Anyway, we understand now that asynchronous disk writes give us a huge speed boost, but there’s an elephant in the room: at what cost?

The tradeoff between efficiency and durability

What happens if you unplug your computer before the operating system writes the data to disk? Well, you will lose the data. It’s as simple as that.

I’d love to find a discussion where the decision was deliberately made, but it’s also kind of a no-brainer: until recently, disk writes were a million times slower than memory access. Of course the default would be to make writes asynchronous.

What if we do want to make our writes durable, though?

O_SYNC and sync: making writes durable

While I found the fact that writes are asynchronous surprising, many programmers, certainly database programmers, know this well.

There are many ways to make writes durable. I’ll cover two of them.

sync syscall

There’s a system call called sync, which you can call at any time. It says: operating system, dump everything from page cache to disk NOW! And the operating system will do it. You can even put that command into your shell right now just to try it.

In programs, you will often see a series of writes interspersed with sync calls. Like, every n writes, there will be a sync call. This allows applications to finely tune the tradeoff between durability and write throughput.

O_SYNC file mode

Programmers can also open a file in O_SYNC mode. This works much closer to the mental model at the beginning of this article: the write only completes once the data has been persisted to disk.

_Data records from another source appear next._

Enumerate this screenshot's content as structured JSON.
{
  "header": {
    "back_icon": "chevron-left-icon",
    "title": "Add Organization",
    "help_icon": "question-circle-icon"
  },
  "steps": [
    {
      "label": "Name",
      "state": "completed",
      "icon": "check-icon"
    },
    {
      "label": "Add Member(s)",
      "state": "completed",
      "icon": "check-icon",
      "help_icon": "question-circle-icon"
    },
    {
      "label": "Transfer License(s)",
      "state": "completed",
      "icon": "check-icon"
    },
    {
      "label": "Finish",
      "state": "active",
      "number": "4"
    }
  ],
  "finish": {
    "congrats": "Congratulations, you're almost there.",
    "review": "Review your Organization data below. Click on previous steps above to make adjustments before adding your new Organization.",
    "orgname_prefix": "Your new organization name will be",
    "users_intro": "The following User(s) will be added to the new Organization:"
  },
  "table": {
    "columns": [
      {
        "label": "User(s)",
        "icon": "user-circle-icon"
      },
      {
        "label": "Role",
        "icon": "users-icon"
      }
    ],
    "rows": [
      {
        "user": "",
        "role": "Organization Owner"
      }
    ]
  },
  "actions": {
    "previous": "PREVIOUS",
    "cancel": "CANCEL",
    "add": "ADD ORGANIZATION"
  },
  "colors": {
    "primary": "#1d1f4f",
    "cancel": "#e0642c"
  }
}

Demonstrating async writes

Time for a little science demonstration. I’m going to write to a file. I’m going to read from that file. I will show you that both operations will complete seconds before the disk is accessed.

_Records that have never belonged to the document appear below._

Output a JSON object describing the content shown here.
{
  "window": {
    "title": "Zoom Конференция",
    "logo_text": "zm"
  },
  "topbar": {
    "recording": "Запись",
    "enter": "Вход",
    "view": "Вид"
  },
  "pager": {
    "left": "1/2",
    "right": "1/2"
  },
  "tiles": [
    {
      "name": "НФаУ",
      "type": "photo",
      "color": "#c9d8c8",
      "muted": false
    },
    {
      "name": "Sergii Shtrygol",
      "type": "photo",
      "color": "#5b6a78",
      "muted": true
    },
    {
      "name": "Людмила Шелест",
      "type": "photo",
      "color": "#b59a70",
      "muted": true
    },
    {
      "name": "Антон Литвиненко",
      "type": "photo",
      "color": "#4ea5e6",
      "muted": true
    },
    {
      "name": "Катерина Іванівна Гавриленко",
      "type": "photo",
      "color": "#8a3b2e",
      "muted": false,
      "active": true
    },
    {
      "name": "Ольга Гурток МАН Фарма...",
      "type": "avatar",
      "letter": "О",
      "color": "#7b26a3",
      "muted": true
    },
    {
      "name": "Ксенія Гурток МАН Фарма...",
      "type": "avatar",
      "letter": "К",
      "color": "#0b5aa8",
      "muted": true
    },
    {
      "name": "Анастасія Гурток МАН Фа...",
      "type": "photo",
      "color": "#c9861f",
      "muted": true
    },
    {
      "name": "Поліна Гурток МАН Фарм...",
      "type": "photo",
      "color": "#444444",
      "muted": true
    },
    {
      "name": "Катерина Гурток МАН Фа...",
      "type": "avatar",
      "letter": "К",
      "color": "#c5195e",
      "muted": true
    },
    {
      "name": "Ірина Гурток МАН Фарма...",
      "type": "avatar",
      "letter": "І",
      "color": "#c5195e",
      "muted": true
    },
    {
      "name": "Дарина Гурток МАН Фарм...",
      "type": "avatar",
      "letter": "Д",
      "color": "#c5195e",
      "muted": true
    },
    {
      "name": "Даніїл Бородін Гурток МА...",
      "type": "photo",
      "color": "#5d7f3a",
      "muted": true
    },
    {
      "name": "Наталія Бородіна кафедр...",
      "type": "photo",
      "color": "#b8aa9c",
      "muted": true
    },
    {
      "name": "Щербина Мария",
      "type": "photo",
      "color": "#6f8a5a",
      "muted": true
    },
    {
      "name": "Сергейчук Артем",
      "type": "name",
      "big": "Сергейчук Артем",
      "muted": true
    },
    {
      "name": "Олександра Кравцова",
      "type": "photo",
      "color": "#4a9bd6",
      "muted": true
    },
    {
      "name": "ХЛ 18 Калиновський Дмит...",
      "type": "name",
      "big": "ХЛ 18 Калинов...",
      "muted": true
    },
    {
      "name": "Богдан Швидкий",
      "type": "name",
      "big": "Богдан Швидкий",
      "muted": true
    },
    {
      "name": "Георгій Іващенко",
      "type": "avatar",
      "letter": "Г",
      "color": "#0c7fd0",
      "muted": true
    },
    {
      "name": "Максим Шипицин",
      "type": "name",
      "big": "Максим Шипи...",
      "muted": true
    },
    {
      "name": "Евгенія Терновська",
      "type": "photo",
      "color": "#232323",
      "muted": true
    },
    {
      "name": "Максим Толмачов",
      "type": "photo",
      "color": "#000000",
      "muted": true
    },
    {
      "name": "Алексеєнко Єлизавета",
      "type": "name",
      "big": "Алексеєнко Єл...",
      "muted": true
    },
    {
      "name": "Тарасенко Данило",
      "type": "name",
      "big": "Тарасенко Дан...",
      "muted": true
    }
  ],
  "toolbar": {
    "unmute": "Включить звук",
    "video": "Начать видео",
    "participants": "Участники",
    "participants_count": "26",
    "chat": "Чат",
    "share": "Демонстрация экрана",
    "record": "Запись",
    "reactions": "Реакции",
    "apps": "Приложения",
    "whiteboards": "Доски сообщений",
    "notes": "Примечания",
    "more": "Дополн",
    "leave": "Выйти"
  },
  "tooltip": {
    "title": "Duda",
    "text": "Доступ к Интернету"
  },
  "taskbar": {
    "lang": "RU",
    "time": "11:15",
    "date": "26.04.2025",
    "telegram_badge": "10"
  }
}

This is what I’m going to paste into my shell, all at once.

echo "foo" > example.txt
dd if=example.txt

And here is the output of bpftrace, which allows us to trace kernel events.

Specifically, we are going to trace when vfs_read and vfs_write finish (all you need to know is that those are the functions that are called when we read and write a file). We will also trace block_rq_issue, which is called when the disk driver actually writes to disk.

# write starts
11:32:05 kfunc:vmlinux:vfs_write

# write finishes
11:32:05 kretfunc:vmlinux:vfs_write

# read starts
11:32:05 kfunc:vmlinux:vfs_read

# read finishes
11:32:05 kretfunc:vmlinux:vfs_read

# **5 seconds later** we actually write "foo" to disk!
11:32:10 tracepoint:block:block_rq_issue

Note that we never even read disk, even though we read the file. That’s because the read came from the page cache!

Caveat: this behavior isn’t universal

Whether or not the page cache is used for reads and writes is actually filesystem-specific. However, all the most common Linux filesystems (ext4, btrfs, XFS) use the page cache. The story with ZFS is more complicated. While it uses the page cache, it also has its own relatively complex caching mechanism.


I hope I helped make your mental model of file writes more subtle. Files don’t live on disk, bytes do. Files merely represent those bytes. This misdirection makes programming easier, and allows the operating system to shield our fast applications from slow disks.

There is a lot more to this subject – the difference between file IO and disk IO is even more profoundly different than I let on. For example, if you write 1 byte to a file, how much will get written to disk? Would you be surprised if I told you that that 1 byte write causes 65 THOUSAND bytes to get written to disk? If that’s interesting to you, I urge you to subscribe to this blog. More stuff like this is coming.

Thanks for reading.

This article is the first from a series on block IO. If you like this article, check out my next post, for a behind-the-scenes look of how a file is represented on disk.